*Record extracts:*
+ + + +
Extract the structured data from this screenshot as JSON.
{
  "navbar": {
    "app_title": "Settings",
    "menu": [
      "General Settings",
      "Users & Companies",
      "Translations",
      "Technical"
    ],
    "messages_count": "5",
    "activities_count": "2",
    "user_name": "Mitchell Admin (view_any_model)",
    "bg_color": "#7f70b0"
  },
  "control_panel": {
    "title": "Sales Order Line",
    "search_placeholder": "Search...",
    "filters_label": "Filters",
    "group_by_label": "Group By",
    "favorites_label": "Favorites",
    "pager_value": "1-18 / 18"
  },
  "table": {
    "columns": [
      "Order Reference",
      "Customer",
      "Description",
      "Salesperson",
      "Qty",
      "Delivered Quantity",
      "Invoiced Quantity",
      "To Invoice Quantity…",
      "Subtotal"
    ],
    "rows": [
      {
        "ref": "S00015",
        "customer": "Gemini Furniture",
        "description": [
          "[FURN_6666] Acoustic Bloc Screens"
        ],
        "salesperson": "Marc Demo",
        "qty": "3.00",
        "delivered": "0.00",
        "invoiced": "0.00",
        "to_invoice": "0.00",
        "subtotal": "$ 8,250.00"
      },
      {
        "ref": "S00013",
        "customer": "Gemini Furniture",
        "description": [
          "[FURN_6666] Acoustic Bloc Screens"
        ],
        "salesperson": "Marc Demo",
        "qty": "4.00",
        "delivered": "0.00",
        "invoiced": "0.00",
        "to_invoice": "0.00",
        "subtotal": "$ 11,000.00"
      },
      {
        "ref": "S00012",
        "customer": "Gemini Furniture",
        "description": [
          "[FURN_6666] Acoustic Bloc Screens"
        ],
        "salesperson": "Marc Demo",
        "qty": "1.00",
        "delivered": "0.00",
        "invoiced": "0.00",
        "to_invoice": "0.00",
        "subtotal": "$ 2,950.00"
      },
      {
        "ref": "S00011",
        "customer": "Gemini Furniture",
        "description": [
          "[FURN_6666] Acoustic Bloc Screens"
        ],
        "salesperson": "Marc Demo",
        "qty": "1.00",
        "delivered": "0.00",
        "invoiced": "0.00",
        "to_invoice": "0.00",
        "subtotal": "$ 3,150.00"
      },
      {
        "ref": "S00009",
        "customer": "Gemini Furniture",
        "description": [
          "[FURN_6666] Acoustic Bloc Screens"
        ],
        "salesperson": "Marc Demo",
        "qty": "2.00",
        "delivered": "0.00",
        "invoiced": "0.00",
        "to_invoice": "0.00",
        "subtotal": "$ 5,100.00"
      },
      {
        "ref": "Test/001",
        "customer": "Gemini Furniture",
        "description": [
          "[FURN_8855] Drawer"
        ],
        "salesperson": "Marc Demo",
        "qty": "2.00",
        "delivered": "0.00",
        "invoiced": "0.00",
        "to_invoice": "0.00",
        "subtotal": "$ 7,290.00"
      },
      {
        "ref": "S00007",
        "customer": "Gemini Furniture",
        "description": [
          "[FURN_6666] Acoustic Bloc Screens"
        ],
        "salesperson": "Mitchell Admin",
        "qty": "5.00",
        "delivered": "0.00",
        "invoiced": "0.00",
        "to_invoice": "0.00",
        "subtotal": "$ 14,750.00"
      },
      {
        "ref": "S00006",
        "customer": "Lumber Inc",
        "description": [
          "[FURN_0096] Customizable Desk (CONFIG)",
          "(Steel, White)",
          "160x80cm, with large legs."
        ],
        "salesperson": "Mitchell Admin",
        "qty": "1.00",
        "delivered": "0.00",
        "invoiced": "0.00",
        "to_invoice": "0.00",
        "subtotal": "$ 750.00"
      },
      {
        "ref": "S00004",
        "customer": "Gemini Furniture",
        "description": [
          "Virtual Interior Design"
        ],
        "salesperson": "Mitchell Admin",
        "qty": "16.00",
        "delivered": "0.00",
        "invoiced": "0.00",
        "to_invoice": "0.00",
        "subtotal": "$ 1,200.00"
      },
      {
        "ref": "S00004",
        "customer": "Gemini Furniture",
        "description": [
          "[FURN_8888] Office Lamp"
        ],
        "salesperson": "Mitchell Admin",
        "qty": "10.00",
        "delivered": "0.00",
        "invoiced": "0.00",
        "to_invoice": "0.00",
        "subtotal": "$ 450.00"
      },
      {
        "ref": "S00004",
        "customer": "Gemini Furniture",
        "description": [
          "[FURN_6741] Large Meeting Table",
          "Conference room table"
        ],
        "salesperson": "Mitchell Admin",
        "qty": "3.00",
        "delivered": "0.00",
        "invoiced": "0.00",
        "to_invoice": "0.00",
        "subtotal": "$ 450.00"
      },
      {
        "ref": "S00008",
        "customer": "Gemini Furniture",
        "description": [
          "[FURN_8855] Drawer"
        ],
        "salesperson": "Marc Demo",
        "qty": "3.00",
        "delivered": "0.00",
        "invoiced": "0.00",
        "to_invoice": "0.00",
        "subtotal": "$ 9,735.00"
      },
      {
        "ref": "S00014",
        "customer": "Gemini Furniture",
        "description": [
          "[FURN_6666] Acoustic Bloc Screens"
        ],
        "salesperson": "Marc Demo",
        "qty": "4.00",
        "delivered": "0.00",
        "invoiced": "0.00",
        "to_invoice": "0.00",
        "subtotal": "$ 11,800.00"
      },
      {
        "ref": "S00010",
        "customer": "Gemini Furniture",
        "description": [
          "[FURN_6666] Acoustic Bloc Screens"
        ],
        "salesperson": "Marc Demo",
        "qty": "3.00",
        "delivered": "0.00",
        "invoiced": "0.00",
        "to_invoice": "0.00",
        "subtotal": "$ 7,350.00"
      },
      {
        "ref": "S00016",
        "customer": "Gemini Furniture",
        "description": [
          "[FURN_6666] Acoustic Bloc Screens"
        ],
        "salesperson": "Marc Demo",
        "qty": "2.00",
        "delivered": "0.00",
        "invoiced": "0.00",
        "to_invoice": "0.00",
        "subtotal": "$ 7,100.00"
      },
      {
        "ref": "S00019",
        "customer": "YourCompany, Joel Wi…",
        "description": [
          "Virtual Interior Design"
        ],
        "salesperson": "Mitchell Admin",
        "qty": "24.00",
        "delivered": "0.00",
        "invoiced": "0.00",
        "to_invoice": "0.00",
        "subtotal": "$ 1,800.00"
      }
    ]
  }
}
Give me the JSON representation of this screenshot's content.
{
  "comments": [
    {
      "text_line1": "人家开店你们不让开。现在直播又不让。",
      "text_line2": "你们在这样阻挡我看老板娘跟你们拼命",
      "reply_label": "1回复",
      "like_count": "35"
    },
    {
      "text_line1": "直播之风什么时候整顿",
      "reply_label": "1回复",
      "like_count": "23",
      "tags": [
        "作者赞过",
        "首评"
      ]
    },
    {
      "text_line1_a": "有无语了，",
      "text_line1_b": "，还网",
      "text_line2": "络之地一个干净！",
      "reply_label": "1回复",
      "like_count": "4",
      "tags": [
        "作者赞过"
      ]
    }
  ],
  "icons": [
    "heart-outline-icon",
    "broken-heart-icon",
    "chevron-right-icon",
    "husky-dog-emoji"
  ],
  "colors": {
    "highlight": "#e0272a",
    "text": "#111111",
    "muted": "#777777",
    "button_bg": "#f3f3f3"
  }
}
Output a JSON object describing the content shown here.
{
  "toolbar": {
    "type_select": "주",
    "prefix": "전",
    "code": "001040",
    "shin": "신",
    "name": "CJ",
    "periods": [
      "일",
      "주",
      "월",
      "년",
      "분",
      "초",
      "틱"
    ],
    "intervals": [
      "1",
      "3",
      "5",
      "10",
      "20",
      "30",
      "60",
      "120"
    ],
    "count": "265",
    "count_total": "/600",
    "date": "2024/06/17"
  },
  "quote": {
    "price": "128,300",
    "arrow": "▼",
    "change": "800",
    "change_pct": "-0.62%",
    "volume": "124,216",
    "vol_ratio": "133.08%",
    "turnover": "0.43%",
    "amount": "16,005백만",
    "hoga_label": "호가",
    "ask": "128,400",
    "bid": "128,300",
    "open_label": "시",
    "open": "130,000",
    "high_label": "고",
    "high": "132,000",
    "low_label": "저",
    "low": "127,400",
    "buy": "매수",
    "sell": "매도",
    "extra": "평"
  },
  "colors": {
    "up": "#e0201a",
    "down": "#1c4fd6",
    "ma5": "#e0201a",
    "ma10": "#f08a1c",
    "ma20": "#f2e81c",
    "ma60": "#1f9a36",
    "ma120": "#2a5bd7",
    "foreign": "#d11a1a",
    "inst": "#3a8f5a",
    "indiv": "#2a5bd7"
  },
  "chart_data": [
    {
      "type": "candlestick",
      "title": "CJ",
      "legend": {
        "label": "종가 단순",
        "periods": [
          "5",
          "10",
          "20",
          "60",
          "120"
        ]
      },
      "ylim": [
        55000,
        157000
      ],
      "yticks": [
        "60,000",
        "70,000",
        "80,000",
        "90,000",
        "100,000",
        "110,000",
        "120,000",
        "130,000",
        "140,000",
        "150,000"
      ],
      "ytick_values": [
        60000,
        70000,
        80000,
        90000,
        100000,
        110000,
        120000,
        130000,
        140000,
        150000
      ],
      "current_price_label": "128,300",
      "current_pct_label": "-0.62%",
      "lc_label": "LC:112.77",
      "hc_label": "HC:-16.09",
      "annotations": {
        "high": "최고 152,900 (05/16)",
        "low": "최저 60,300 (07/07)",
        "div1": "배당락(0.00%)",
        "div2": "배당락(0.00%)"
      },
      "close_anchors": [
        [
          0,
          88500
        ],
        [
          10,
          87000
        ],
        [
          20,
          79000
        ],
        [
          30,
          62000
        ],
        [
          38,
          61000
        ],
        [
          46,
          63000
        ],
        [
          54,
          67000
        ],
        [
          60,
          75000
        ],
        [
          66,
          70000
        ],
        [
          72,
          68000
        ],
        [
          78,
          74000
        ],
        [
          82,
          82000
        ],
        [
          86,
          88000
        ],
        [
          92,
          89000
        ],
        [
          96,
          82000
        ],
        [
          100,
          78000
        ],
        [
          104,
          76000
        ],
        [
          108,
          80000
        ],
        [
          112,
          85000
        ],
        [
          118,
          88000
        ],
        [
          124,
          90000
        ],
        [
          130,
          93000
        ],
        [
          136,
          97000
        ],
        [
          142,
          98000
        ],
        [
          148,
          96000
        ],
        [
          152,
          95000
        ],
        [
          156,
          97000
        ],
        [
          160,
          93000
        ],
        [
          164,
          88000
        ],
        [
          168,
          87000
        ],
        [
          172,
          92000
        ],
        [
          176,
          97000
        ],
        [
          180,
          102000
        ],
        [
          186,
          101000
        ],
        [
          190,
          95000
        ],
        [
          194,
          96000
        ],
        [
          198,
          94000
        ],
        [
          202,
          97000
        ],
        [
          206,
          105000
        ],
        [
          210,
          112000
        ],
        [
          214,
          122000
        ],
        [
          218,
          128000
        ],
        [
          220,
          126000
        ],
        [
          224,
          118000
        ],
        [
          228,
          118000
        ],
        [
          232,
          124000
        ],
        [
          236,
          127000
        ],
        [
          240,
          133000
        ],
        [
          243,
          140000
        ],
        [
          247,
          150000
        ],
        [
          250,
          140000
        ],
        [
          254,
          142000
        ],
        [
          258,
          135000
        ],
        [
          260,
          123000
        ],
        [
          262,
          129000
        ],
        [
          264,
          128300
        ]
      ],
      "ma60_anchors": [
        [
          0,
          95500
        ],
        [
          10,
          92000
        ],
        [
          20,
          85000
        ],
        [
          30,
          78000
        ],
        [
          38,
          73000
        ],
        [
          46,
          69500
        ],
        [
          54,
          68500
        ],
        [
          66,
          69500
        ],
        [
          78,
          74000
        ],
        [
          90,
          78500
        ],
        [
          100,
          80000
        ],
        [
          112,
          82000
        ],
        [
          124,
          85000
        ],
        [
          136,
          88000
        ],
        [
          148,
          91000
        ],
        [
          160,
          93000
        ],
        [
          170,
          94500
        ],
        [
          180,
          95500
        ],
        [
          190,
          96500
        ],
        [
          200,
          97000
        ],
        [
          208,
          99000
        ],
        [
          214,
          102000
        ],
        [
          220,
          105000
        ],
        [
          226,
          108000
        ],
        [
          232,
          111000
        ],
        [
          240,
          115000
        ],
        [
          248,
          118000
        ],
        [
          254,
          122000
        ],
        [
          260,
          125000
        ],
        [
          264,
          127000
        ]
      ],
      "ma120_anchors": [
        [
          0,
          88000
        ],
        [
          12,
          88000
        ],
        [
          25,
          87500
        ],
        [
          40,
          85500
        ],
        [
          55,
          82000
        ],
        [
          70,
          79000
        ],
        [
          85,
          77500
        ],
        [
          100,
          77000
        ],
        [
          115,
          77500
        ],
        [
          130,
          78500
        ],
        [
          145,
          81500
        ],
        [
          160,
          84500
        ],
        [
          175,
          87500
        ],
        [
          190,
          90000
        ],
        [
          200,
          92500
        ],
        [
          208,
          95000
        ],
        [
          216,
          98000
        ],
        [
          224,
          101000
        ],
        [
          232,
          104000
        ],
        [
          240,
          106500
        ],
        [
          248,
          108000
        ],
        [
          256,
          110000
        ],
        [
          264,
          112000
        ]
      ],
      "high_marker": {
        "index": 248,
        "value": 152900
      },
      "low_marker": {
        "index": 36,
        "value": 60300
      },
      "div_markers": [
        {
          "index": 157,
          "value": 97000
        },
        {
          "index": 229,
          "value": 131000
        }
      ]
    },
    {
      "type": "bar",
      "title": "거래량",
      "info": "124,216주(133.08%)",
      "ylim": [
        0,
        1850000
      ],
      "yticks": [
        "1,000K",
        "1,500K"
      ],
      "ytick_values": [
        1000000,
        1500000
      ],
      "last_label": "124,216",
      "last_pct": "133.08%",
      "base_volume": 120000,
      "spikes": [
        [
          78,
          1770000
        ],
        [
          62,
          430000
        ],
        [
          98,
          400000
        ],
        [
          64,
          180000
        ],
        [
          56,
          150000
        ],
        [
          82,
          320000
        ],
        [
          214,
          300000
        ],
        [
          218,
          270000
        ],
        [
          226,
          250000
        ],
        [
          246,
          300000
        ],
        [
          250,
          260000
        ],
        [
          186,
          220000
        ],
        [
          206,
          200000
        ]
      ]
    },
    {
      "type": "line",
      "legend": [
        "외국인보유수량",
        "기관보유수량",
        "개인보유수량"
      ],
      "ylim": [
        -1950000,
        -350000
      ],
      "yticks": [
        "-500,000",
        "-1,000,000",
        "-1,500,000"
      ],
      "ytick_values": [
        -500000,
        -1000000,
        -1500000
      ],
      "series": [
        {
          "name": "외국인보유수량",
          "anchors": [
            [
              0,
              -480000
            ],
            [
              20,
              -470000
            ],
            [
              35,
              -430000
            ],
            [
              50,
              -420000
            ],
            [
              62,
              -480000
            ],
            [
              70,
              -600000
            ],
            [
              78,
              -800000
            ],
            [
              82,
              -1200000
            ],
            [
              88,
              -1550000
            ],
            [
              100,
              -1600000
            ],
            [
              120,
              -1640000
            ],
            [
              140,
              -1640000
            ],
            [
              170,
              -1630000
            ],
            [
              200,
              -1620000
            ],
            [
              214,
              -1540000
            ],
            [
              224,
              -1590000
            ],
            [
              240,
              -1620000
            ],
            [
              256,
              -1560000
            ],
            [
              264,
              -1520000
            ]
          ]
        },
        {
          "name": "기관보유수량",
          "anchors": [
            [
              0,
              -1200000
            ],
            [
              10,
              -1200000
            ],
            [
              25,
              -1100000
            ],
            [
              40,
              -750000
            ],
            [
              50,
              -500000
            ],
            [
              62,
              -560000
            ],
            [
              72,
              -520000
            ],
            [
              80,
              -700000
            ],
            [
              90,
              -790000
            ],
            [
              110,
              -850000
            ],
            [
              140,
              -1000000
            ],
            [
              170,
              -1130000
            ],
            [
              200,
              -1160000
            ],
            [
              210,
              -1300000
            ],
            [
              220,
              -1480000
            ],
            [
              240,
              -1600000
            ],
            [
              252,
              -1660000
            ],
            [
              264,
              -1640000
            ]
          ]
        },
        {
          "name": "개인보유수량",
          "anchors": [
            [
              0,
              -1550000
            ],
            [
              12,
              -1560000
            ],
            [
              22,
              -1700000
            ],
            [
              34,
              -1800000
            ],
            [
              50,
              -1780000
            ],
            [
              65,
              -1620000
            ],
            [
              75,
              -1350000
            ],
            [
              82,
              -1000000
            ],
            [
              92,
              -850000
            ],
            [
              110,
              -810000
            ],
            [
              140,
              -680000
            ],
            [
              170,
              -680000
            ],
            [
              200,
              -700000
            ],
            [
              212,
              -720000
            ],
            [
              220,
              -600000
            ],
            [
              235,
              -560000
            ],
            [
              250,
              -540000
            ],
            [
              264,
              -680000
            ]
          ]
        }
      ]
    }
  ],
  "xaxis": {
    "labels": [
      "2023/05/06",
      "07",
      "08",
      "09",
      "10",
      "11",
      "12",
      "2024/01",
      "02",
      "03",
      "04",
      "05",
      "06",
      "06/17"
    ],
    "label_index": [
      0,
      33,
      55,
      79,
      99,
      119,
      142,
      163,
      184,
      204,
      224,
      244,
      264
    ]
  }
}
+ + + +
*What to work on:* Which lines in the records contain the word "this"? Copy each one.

*Answer below:*
Extract the structured data from this screenshot as JSON.
Give me the JSON representation of this screenshot's content.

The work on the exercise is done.